Pressured by Asian and European steelmakers not wanting to be locked into expensive iron ore contracts, Vale SA (NYSE:VALE) has bent to a new system that would see lower quarterly prices.
The Big 3 iron ore producers — Vale, Rio Tinto and BHP Billiton — have been pressured by their steelmaking clients, mostly in China, the largest customer, but also in Europe, to adopt a pricing system that more accurately reflects the spot price for iron ore, a crucial ingredient in steelmaking along with coking coal.
That price has dropped around 18% this year, reaching its lowest level in two years on Oct. 28th according to Bloomberg, prompting steelmakers to seek discounts.
The Big 3 changed the pricing model in 2010 from a 40-year custom of setting prices annually, to one based on quarterly contracts. Prices were set from the period ending a month before the beginning of a new quarter, but steelmakers complained that that the price was higher than if the price had been set for the current quarter.

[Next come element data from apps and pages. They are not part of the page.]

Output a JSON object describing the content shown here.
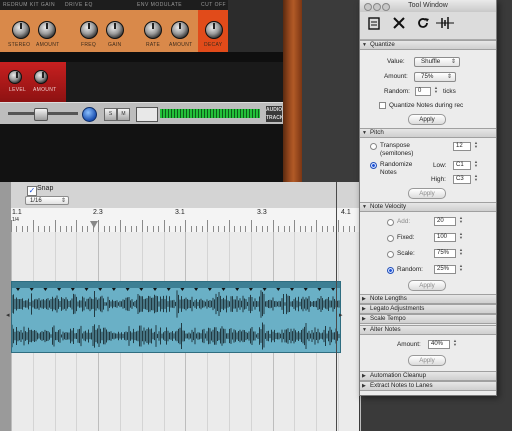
{
  "rack": {
    "modules": [
      {
        "header": "Redrum Kit Gain",
        "knob1": "Stereo",
        "knob2": "Amount",
        "color": "#d9894a"
      },
      {
        "header": "Drive Eq",
        "knob1": "Freq",
        "knob2": "Gain",
        "color": "#d9894a"
      },
      {
        "header": "Env Modulate",
        "knob1": "Rate",
        "knob2": "Amount",
        "color": "#d9894a"
      },
      {
        "header": "Cut Off",
        "knob1": "Decay",
        "knob2": "",
        "color": "#e14b1a"
      }
    ],
    "red_module": {
      "knob1": "Level",
      "knob2": "Amount"
    },
    "audio_track_label": "AUDIO TRACK",
    "track_buttons": [
      "S",
      "M",
      "R"
    ]
  },
  "sequencer": {
    "snap_label": "Snap",
    "snap_checked": "✓",
    "snap_value": "1/16",
    "ruler": {
      "bar_labels": [
        "1.1",
        "2.3",
        "3.1",
        "3.3",
        "4.1"
      ],
      "sub_label": "1/4"
    },
    "clip_color": "#6ab0c6"
  },
  "tool_window": {
    "title": "Tool Window",
    "tools": [
      {
        "name": "clipboard",
        "glyph": "🗒"
      },
      {
        "name": "tools",
        "glyph": "✕"
      },
      {
        "name": "refresh",
        "glyph": "↻"
      },
      {
        "name": "waveform",
        "glyph": "⫶"
      }
    ],
    "quantize": {
      "title": "Quantize",
      "value_label": "Value:",
      "value": "Shuffle",
      "amount_label": "Amount:",
      "amount": "75%",
      "random_label": "Random:",
      "random": "0",
      "random_unit": "ticks",
      "checkbox_label": "Quantize Notes during rec",
      "apply": "Apply"
    },
    "pitch": {
      "title": "Pitch",
      "transpose_label": "Transpose",
      "transpose_sub": "(semitones)",
      "transpose_value": "12",
      "randomize_label": "Randomize",
      "randomize_sub": "Notes",
      "low_label": "Low:",
      "low_value": "C1",
      "high_label": "High:",
      "high_value": "C3",
      "apply": "Apply"
    },
    "note_velocity": {
      "title": "Note Velocity",
      "add_label": "Add:",
      "add_value": "20",
      "fixed_label": "Fixed:",
      "fixed_value": "100",
      "scale_label": "Scale:",
      "scale_value": "75%",
      "random_label": "Random:",
      "random_value": "25%",
      "apply": "Apply"
    },
    "collapsed_1": [
      "Note Lengths",
      "Legato Adjustments",
      "Scale Tempo"
    ],
    "alter_notes": {
      "title": "Alter Notes",
      "amount_label": "Amount:",
      "amount": "40%",
      "apply": "Apply"
    },
    "collapsed_2": [
      "Automation Cleanup",
      "Extract Notes to Lanes"
    ]
  }
}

The difference between the two pricing systems is currently about 20%.
Bloomberg reports that Jose Carlos Martins, head of iron ore and strategy for Vale, said the company recognized the problem and is in talks with some of its main customers including ArcelorMittal and China Steel Corp., to cut contract prices. He said about 80% of Vale's sales are now based on the current quarter's price versus the previous system.
Martins told reporters in London Wednesday that companies moving to the new system will not be allowed to return to the previous one.

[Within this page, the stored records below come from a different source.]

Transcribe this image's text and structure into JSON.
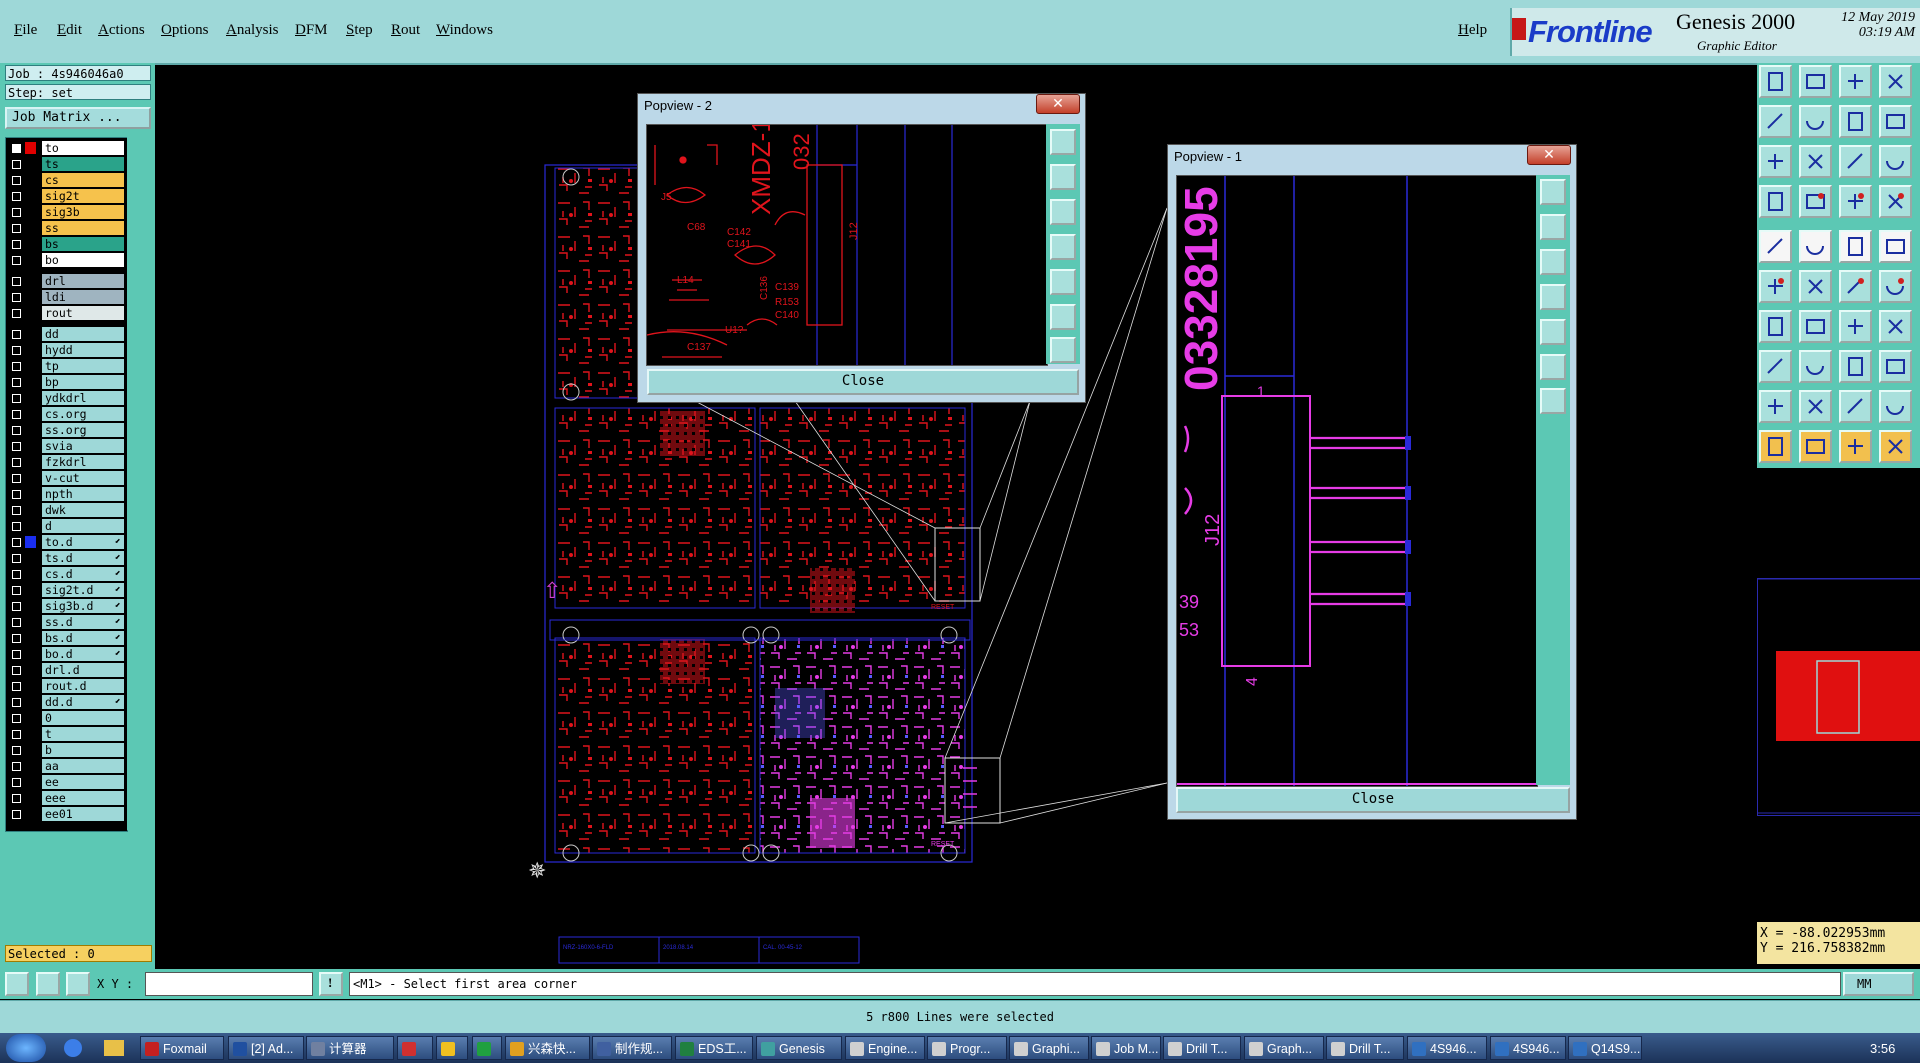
{
  "menu": {
    "items": [
      "File",
      "Edit",
      "Actions",
      "Options",
      "Analysis",
      "DFM",
      "Step",
      "Rout",
      "Windows"
    ],
    "help": "Help"
  },
  "branding": {
    "logo": "Frontline",
    "product": "Genesis 2000",
    "subtitle": "Graphic Editor",
    "date": "12 May 2019",
    "time": "03:19 AM"
  },
  "left_panel": {
    "job": "Job : 4s946046a0",
    "step": "Step: set",
    "job_matrix": "Job Matrix ...",
    "selected": "Selected : 0"
  },
  "layers": [
    {
      "name": "to",
      "color": "#ffffff",
      "swatch": "#e00000",
      "work": true
    },
    {
      "name": "ts",
      "color": "#2aa38a"
    },
    {
      "name": "cs",
      "color": "#f6c24c"
    },
    {
      "name": "sig2t",
      "color": "#f6c24c"
    },
    {
      "name": "sig3b",
      "color": "#f6c24c"
    },
    {
      "name": "ss",
      "color": "#f6c24c"
    },
    {
      "name": "bs",
      "color": "#2aa38a"
    },
    {
      "name": "bo",
      "color": "#ffffff"
    },
    {
      "name": "drl",
      "color": "#9fb4c0",
      "gap": true
    },
    {
      "name": "ldi",
      "color": "#9fb4c0"
    },
    {
      "name": "rout",
      "color": "#dfe8e8"
    },
    {
      "name": "dd",
      "color": "#9ed8d8",
      "gap": true
    },
    {
      "name": "hydd",
      "color": "#9ed8d8"
    },
    {
      "name": "tp",
      "color": "#9ed8d8"
    },
    {
      "name": "bp",
      "color": "#9ed8d8"
    },
    {
      "name": "ydkdrl",
      "color": "#9ed8d8"
    },
    {
      "name": "cs.org",
      "color": "#9ed8d8"
    },
    {
      "name": "ss.org",
      "color": "#9ed8d8"
    },
    {
      "name": "svia",
      "color": "#9ed8d8"
    },
    {
      "name": "fzkdrl",
      "color": "#9ed8d8"
    },
    {
      "name": "v-cut",
      "color": "#9ed8d8"
    },
    {
      "name": "npth",
      "color": "#9ed8d8"
    },
    {
      "name": "dwk",
      "color": "#9ed8d8"
    },
    {
      "name": "d",
      "color": "#9ed8d8"
    },
    {
      "name": "to.d",
      "color": "#9ed8d8",
      "swatch": "#1a2ef0",
      "arrow": true
    },
    {
      "name": "ts.d",
      "color": "#9ed8d8",
      "arrow": true
    },
    {
      "name": "cs.d",
      "color": "#9ed8d8",
      "arrow": true
    },
    {
      "name": "sig2t.d",
      "color": "#9ed8d8",
      "arrow": true
    },
    {
      "name": "sig3b.d",
      "color": "#9ed8d8",
      "arrow": true
    },
    {
      "name": "ss.d",
      "color": "#9ed8d8",
      "arrow": true
    },
    {
      "name": "bs.d",
      "color": "#9ed8d8",
      "arrow": true
    },
    {
      "name": "bo.d",
      "color": "#9ed8d8",
      "arrow": true
    },
    {
      "name": "drl.d",
      "color": "#9ed8d8"
    },
    {
      "name": "rout.d",
      "color": "#9ed8d8"
    },
    {
      "name": "dd.d",
      "color": "#9ed8d8",
      "arrow": true
    },
    {
      "name": "0",
      "color": "#9ed8d8"
    },
    {
      "name": "t",
      "color": "#9ed8d8"
    },
    {
      "name": "b",
      "color": "#9ed8d8"
    },
    {
      "name": "aa",
      "color": "#9ed8d8"
    },
    {
      "name": "ee",
      "color": "#9ed8d8"
    },
    {
      "name": "eee",
      "color": "#9ed8d8"
    },
    {
      "name": "ee01",
      "color": "#9ed8d8"
    }
  ],
  "popview2": {
    "title": "Popview - 2",
    "close": "Close",
    "labels": {
      "xmdz": "XMDZ-1",
      "n032": "032",
      "c68": "C68",
      "c142": "C142",
      "c141": "C141",
      "c139": "C139",
      "r153": "R153",
      "c140": "C140",
      "c136": "C136",
      "l14": "L14",
      "j12": "J12",
      "u1": "U1?",
      "c137": "C137",
      "j5": "J5"
    }
  },
  "popview1": {
    "title": "Popview - 1",
    "close": "Close",
    "big_text": "03328195",
    "j12": "J12",
    "pin1": "1",
    "pin4": "4",
    "frag1": "39",
    "frag2": "53"
  },
  "board": {
    "reset1": "RESET",
    "reset2": "RESET",
    "title_block": [
      "NRZ-160X0-6-FLD",
      "2018.08.14",
      "CAL. 00-45-12"
    ]
  },
  "coords": {
    "x": "X = -88.022953mm",
    "y": "Y = 216.758382mm"
  },
  "command": {
    "xy_label": "X Y :",
    "xy_value": "",
    "prompt": "<M1> - Select first area corner",
    "units": "MM"
  },
  "status": "5 r800 Lines were selected",
  "taskbar": {
    "items": [
      {
        "label": "Foxmail",
        "color": "#c42020"
      },
      {
        "label": "[2] Ad...",
        "color": "#2050a0"
      },
      {
        "label": "计算器",
        "color": "#7080a0"
      },
      {
        "label": "",
        "color": "#d03030"
      },
      {
        "label": "",
        "color": "#f0c020"
      },
      {
        "label": "",
        "color": "#20a040"
      },
      {
        "label": "兴森快...",
        "color": "#e0a020"
      },
      {
        "label": "制作规...",
        "color": "#4060a0"
      },
      {
        "label": "EDS工...",
        "color": "#208040"
      },
      {
        "label": "Genesis",
        "color": "#40a0a0"
      },
      {
        "label": "Engine...",
        "color": "#d0d0d0"
      },
      {
        "label": "Progr...",
        "color": "#d0d0d0"
      },
      {
        "label": "Graphi...",
        "color": "#d0d0d0"
      },
      {
        "label": "Job M...",
        "color": "#d0d0d0"
      },
      {
        "label": "Drill T...",
        "color": "#d0d0d0"
      },
      {
        "label": "Graph...",
        "color": "#d0d0d0"
      },
      {
        "label": "Drill T...",
        "color": "#d0d0d0"
      },
      {
        "label": "4S946...",
        "color": "#3070c0"
      },
      {
        "label": "4S946...",
        "color": "#3070c0"
      },
      {
        "label": "Q14S9...",
        "color": "#3070c0"
      }
    ],
    "clock": "3:56"
  }
}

Meanwhile, MINING.com reported yesterday that Vale's strategy for shipping iron ore from Brazil to China may be keel-hauled after the largest bulk carrier ever built, the Vale Beijing, is dead in the water with a ruptured hull. The mishap follows what appears to be a wrongheaded approach by Vale to tighten its grip on the world’s annual 1 billion tonnes sea-borne iron-ore trade.
As MINING.com reported last month, Vale’s fleet of super carriers has not made one voyage in six months of operation. Chinese shipowners say the carriers, worth $2.3 billion, will worsen overcapacity and depress freight rates. Steelmakers are also against the leviathan-size ships, because they will give Vale even more control over pricing and delivery.